Uganda’s handicrafts are very diverse, starting with skilfully crafted roof structures, through ceramics, artfully woven mats or baskets to filigree jewelry. Pictures by Ugandan artists can be found regularly at exhibitions in the galleries in Kampala. A large number of concerts, festivals and workshops are now taking place in Kampala, but also in smaller cities.

The 19-year-old student Jan Mukuiibi became Miss Uganda 2017. One of her predecessors, Leah Kalanguka, not only had to show off her beauty, but also her agricultural skills, such as cleaning pigs or milking cows. After all, they are supposed to help market the country’s agricultural products.

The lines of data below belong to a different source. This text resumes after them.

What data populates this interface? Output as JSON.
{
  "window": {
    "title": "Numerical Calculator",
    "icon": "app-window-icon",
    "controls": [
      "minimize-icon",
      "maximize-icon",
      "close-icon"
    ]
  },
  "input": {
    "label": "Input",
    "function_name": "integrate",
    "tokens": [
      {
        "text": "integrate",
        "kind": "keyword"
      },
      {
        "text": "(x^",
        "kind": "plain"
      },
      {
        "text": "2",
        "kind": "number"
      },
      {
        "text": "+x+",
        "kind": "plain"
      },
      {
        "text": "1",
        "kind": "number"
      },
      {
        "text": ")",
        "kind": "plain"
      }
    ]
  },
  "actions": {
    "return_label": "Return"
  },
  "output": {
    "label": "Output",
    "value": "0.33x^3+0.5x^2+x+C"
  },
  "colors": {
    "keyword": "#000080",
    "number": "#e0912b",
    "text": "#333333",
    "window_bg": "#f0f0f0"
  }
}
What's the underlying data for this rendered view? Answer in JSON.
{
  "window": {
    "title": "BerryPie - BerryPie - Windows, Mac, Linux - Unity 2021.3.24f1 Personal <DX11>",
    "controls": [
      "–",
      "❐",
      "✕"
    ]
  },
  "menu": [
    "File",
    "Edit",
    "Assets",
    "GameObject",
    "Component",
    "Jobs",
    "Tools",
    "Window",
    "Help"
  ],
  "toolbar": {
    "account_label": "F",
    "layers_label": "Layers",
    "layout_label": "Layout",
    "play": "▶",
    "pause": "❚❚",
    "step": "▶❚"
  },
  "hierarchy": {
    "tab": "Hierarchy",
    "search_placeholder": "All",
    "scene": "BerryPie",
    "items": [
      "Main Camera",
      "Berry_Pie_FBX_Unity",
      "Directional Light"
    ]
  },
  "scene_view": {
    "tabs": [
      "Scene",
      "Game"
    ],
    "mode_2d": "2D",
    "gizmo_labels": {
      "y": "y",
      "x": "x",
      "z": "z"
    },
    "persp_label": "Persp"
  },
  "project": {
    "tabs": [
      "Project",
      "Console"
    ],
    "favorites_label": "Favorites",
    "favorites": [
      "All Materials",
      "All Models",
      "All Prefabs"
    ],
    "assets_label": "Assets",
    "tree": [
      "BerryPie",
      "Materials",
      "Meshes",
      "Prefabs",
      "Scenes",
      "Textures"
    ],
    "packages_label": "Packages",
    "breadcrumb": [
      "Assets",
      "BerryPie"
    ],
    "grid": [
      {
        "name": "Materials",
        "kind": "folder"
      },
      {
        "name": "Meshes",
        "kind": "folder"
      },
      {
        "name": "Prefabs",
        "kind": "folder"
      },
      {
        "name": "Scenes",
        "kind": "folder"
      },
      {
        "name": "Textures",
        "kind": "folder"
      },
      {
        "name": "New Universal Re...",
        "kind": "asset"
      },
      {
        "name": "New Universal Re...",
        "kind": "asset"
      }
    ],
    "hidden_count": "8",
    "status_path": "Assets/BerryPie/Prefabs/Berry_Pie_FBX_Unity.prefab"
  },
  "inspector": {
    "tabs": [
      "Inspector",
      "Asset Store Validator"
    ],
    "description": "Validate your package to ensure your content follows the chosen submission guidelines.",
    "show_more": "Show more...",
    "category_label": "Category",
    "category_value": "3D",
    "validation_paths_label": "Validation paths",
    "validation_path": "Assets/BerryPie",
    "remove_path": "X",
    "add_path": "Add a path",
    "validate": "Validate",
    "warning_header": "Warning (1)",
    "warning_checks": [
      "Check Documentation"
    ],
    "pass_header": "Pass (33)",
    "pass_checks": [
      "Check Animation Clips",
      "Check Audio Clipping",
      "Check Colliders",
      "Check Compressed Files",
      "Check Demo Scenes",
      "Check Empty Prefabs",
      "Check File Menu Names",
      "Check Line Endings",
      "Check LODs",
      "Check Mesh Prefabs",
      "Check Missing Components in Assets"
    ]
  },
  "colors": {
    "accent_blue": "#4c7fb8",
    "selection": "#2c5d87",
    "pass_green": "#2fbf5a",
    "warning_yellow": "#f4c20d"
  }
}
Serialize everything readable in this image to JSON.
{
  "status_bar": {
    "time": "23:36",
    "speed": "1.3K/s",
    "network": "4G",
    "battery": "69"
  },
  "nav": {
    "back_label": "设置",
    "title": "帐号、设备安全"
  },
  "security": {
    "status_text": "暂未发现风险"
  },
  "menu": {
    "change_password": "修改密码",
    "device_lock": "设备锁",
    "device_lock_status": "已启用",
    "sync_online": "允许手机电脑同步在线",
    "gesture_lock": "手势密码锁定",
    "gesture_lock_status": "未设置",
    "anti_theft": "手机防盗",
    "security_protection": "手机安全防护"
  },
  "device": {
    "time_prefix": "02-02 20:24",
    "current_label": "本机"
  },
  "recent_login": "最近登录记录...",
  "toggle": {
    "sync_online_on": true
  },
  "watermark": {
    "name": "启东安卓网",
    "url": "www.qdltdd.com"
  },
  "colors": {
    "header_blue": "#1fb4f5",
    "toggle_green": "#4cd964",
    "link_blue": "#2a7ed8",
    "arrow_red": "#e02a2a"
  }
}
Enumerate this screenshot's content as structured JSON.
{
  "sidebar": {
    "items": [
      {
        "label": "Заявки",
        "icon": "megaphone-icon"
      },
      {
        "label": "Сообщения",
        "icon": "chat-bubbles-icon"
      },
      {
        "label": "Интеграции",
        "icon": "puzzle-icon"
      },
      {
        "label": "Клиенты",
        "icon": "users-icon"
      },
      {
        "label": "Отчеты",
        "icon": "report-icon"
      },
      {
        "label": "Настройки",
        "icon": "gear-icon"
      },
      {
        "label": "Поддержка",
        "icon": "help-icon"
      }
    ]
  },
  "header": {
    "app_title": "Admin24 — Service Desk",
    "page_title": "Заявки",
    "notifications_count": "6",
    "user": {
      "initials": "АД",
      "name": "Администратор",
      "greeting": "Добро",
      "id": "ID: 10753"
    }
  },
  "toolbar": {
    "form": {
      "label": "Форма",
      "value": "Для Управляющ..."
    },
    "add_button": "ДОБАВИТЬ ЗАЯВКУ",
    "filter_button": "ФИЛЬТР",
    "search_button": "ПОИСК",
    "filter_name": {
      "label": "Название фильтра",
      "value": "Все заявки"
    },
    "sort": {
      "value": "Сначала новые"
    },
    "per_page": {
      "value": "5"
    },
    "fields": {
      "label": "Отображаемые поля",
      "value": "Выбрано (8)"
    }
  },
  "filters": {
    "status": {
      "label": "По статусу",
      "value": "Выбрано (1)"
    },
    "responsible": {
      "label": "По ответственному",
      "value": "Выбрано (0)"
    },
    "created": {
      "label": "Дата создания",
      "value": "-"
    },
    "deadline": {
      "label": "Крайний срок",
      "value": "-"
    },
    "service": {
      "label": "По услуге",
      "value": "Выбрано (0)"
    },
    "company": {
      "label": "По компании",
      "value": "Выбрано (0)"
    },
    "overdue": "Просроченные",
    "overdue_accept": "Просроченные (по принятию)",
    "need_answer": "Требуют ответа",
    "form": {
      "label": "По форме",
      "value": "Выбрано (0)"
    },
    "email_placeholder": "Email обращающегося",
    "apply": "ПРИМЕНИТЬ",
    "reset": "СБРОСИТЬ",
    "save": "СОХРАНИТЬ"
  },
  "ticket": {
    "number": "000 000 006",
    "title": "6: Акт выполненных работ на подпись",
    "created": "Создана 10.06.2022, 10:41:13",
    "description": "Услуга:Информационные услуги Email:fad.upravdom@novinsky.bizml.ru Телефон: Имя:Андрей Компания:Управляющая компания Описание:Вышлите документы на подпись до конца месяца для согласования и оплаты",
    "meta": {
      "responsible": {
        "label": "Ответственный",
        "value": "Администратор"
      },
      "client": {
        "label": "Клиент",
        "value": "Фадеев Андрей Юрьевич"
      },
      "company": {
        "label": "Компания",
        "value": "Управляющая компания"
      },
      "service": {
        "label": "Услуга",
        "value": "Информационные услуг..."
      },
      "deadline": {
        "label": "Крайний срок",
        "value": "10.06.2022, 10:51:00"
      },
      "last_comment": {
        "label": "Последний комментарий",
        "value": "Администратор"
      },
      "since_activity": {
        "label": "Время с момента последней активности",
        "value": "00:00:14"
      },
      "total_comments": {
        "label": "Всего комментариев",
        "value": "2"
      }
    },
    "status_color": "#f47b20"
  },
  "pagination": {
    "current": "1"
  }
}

Sports activities are particularly popular with Uganda’s youth. Sports and games are offered in schools. In their free time, many young people love to play football or do sports. Unfortunately, due to a lack of equipment and funding, not many succeed in making a career. Akii-Bua from Lira was Uganda’s first Olympic champion and ran the men’s 400 m hurdles in a world record time in 1972. Stephan Kiprotech from Kapchorwa only managed another victory in 2012, winning the gold medal in the marathon in London. Joshua Cheptegai¬†won in August 2020, also from Kapchorwa, set the world record in the 5000 meter run in Monaco. In October of the same year, 19-year-old Jacob Kiplimo, also from the Mount Elgon region in the east of the country, won the world title in the half marathon.

Dancers of the Ngoma Troupe in Mbale Uganda

The clothing

The first clothes in Uganda were reserved for kings. The so-called Barkcloth was and is still made from tree bark. The tree is not felled, the bark grows back. The craft is now on the list of the intangible cultural heritage of mankind. Today it is used for cultural purposes, as a funeral robe and as handicrafts.

In everyday life, clothes in Uganda are often very similar to ours. But for celebrations or in rural areas you can often find women with busuti, a wide long dress, or men with kanzu, a white robe.

But a generation of young women is growing up in the cities who are open to new but African fashion. Fashion designers like Sylvia Owori use this opportunity and combine African fabrics with modern cuts and thus reach a large audience, including jobs for local tailors.

However, Ugandan women are no longer allowed to dare to wear mini skirts: under the anti-pornography law passed in 2014, revealing clothing is prohibited.

In October 2019 it was now stipulated that civilians are not allowed to dress like soldiers. The reason for this is undoubtedly the red beret, the trademark of opposition politician Bobi Wine. The dress code of the military has now been laid down on 30 pages; civilians are not allowed to be caught with it, otherwise they face imprisonment, in the worst case life sentence.

German-Ugandan cultural relations

Uganda and Germany have a longstanding cooperation in the areas of culture, sport and education. This includes the promotion of the German language as well as the exchange in science and in higher education, among other things through the award of DAAD scholarships. German is taught as a subject at ten secondary schools and three universities. There is also a strong cooperation in the sporting field.

The Goethe Center in Kampala emerged from the Ugandan German Cultural Society in 2008 and can be found on Bukoto Street in Kamwokya. Cultural events, theater, language programs and much more are offered